**Assignment**: In the listing that follows, copy out each line that includes the word "IMendixObject".

'''

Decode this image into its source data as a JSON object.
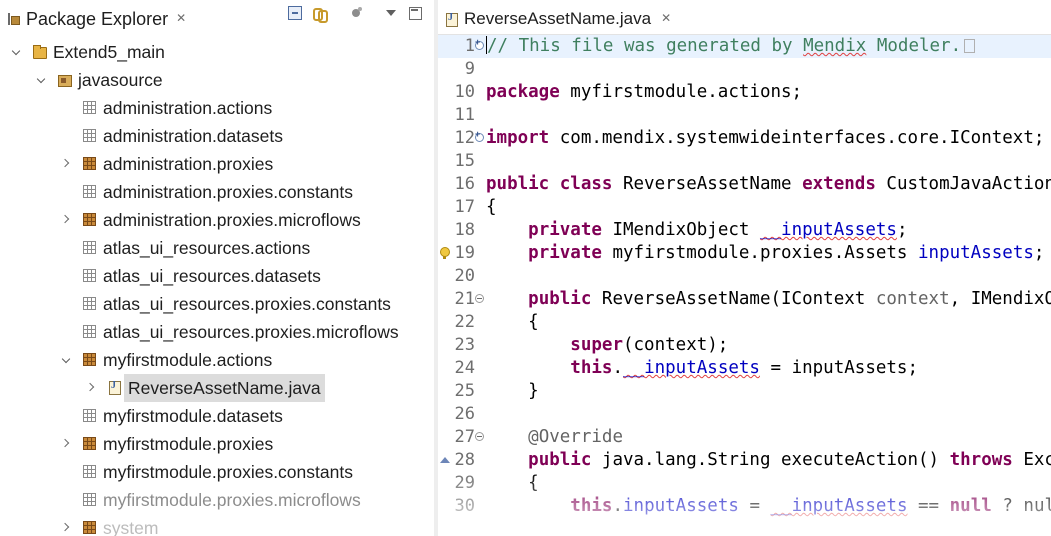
{
  "package_explorer": {
    "title": "Package Explorer",
    "close_glyph": "✕",
    "toolbar_icons": [
      "collapse-all-icon",
      "link-with-editor-icon",
      "focus-on-active-task-icon",
      "view-menu-icon",
      "minimize-icon"
    ],
    "tree": [
      {
        "label": "Extend5_main",
        "icon": "java-project-icon",
        "twisty": "open",
        "level": 0
      },
      {
        "label": "javasource",
        "icon": "source-folder-icon",
        "twisty": "open",
        "level": 1
      },
      {
        "label": "administration.actions",
        "icon": "empty-package-icon",
        "twisty": "none",
        "level": 2
      },
      {
        "label": "administration.datasets",
        "icon": "empty-package-icon",
        "twisty": "none",
        "level": 2
      },
      {
        "label": "administration.proxies",
        "icon": "package-icon",
        "twisty": "closed",
        "level": 2
      },
      {
        "label": "administration.proxies.constants",
        "icon": "empty-package-icon",
        "twisty": "none",
        "level": 2
      },
      {
        "label": "administration.proxies.microflows",
        "icon": "package-icon",
        "twisty": "closed",
        "level": 2
      },
      {
        "label": "atlas_ui_resources.actions",
        "icon": "empty-package-icon",
        "twisty": "none",
        "level": 2
      },
      {
        "label": "atlas_ui_resources.datasets",
        "icon": "empty-package-icon",
        "twisty": "none",
        "level": 2
      },
      {
        "label": "atlas_ui_resources.proxies.constants",
        "icon": "empty-package-icon",
        "twisty": "none",
        "level": 2
      },
      {
        "label": "atlas_ui_resources.proxies.microflows",
        "icon": "empty-package-icon",
        "twisty": "none",
        "level": 2
      },
      {
        "label": "myfirstmodule.actions",
        "icon": "package-icon",
        "twisty": "open",
        "level": 2
      },
      {
        "label": "ReverseAssetName.java",
        "icon": "java-file-icon",
        "twisty": "closed",
        "level": 3,
        "selected": true
      },
      {
        "label": "myfirstmodule.datasets",
        "icon": "empty-package-icon",
        "twisty": "none",
        "level": 2
      },
      {
        "label": "myfirstmodule.proxies",
        "icon": "package-icon",
        "twisty": "closed",
        "level": 2
      },
      {
        "label": "myfirstmodule.proxies.constants",
        "icon": "empty-package-icon",
        "twisty": "none",
        "level": 2
      },
      {
        "label": "myfirstmodule.proxies.microflows",
        "icon": "empty-package-icon",
        "twisty": "none",
        "level": 2,
        "dim": true
      },
      {
        "label": "system",
        "icon": "package-icon",
        "twisty": "closed",
        "level": 2,
        "faint": true
      }
    ]
  },
  "editor": {
    "tab_label": "ReverseAssetName.java",
    "close_glyph": "✕",
    "lines": [
      {
        "num": "1",
        "gutter": "expand",
        "segments": [
          {
            "t": "// This file was generated by ",
            "c": "cmt"
          },
          {
            "t": "Mendix",
            "c": "cmt squig"
          },
          {
            "t": " Modeler.",
            "c": "cmt"
          }
        ],
        "current": true,
        "caret": true,
        "folded": true
      },
      {
        "num": "9",
        "segments": []
      },
      {
        "num": "10",
        "segments": [
          {
            "t": "package",
            "c": "kw"
          },
          {
            "t": " myfirstmodule.actions;",
            "c": ""
          }
        ]
      },
      {
        "num": "11",
        "segments": []
      },
      {
        "num": "12",
        "gutter": "expand",
        "segments": [
          {
            "t": "import",
            "c": "kw"
          },
          {
            "t": " com.mendix.systemwideinterfaces.core.IContext;",
            "c": ""
          }
        ]
      },
      {
        "num": "15",
        "segments": []
      },
      {
        "num": "16",
        "segments": [
          {
            "t": "public",
            "c": "kw"
          },
          {
            "t": " ",
            "c": ""
          },
          {
            "t": "class",
            "c": "kw"
          },
          {
            "t": " ReverseAssetName ",
            "c": ""
          },
          {
            "t": "extends",
            "c": "kw"
          },
          {
            "t": " CustomJavaAction<String>",
            "c": ""
          }
        ]
      },
      {
        "num": "17",
        "segments": [
          {
            "t": "{",
            "c": ""
          }
        ]
      },
      {
        "num": "18",
        "segments": [
          {
            "t": "    ",
            "c": ""
          },
          {
            "t": "private",
            "c": "kw"
          },
          {
            "t": " IMendixObject ",
            "c": ""
          },
          {
            "t": "__inputAssets",
            "c": "fld squig"
          },
          {
            "t": ";",
            "c": ""
          }
        ]
      },
      {
        "num": "19",
        "marker": "warning",
        "segments": [
          {
            "t": "    ",
            "c": ""
          },
          {
            "t": "private",
            "c": "kw"
          },
          {
            "t": " myfirstmodule.proxies.Assets ",
            "c": ""
          },
          {
            "t": "inputAssets",
            "c": "fld"
          },
          {
            "t": ";",
            "c": ""
          }
        ]
      },
      {
        "num": "20",
        "segments": []
      },
      {
        "num": "21",
        "gutter": "fold",
        "segments": [
          {
            "t": "    ",
            "c": ""
          },
          {
            "t": "public",
            "c": "kw"
          },
          {
            "t": " ReverseAssetName(IContext ",
            "c": ""
          },
          {
            "t": "context",
            "c": "ann"
          },
          {
            "t": ", IMendixObject inputAssets)",
            "c": ""
          }
        ]
      },
      {
        "num": "22",
        "segments": [
          {
            "t": "    {",
            "c": ""
          }
        ]
      },
      {
        "num": "23",
        "segments": [
          {
            "t": "        ",
            "c": ""
          },
          {
            "t": "super",
            "c": "kw"
          },
          {
            "t": "(context);",
            "c": ""
          }
        ]
      },
      {
        "num": "24",
        "segments": [
          {
            "t": "        ",
            "c": ""
          },
          {
            "t": "this",
            "c": "kw"
          },
          {
            "t": ".",
            "c": ""
          },
          {
            "t": "__inputAssets",
            "c": "fld squig"
          },
          {
            "t": " = inputAssets;",
            "c": ""
          }
        ]
      },
      {
        "num": "25",
        "segments": [
          {
            "t": "    }",
            "c": ""
          }
        ]
      },
      {
        "num": "26",
        "segments": []
      },
      {
        "num": "27",
        "gutter": "fold",
        "segments": [
          {
            "t": "    ",
            "c": ""
          },
          {
            "t": "@Override",
            "c": "ann"
          }
        ]
      },
      {
        "num": "28",
        "marker": "override",
        "segments": [
          {
            "t": "    ",
            "c": ""
          },
          {
            "t": "public",
            "c": "kw"
          },
          {
            "t": " java.lang.String executeAction() ",
            "c": ""
          },
          {
            "t": "throws",
            "c": "kw"
          },
          {
            "t": " Exception",
            "c": ""
          }
        ]
      },
      {
        "num": "29",
        "segments": [
          {
            "t": "    {",
            "c": ""
          }
        ]
      },
      {
        "num": "30",
        "segments": [
          {
            "t": "        ",
            "c": ""
          },
          {
            "t": "this",
            "c": "kw"
          },
          {
            "t": ".",
            "c": ""
          },
          {
            "t": "inputAssets",
            "c": "fld"
          },
          {
            "t": " = ",
            "c": ""
          },
          {
            "t": "__inputAssets",
            "c": "fld squig"
          },
          {
            "t": " == ",
            "c": ""
          },
          {
            "t": "null",
            "c": "kw"
          },
          {
            "t": " ? null :",
            "c": ""
          }
        ]
      }
    ]
  },
  "colors": {
    "keyword": "#7f0055",
    "comment": "#3f7f5f",
    "field": "#0000c0",
    "annotation": "#646464",
    "current_line": "#e8f2fe",
    "selection": "#dcdcdc"
  }
}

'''

**Response to this task**:
            "t": " IMendixObject ",
            "t": ", IMendixObject inputAssets)",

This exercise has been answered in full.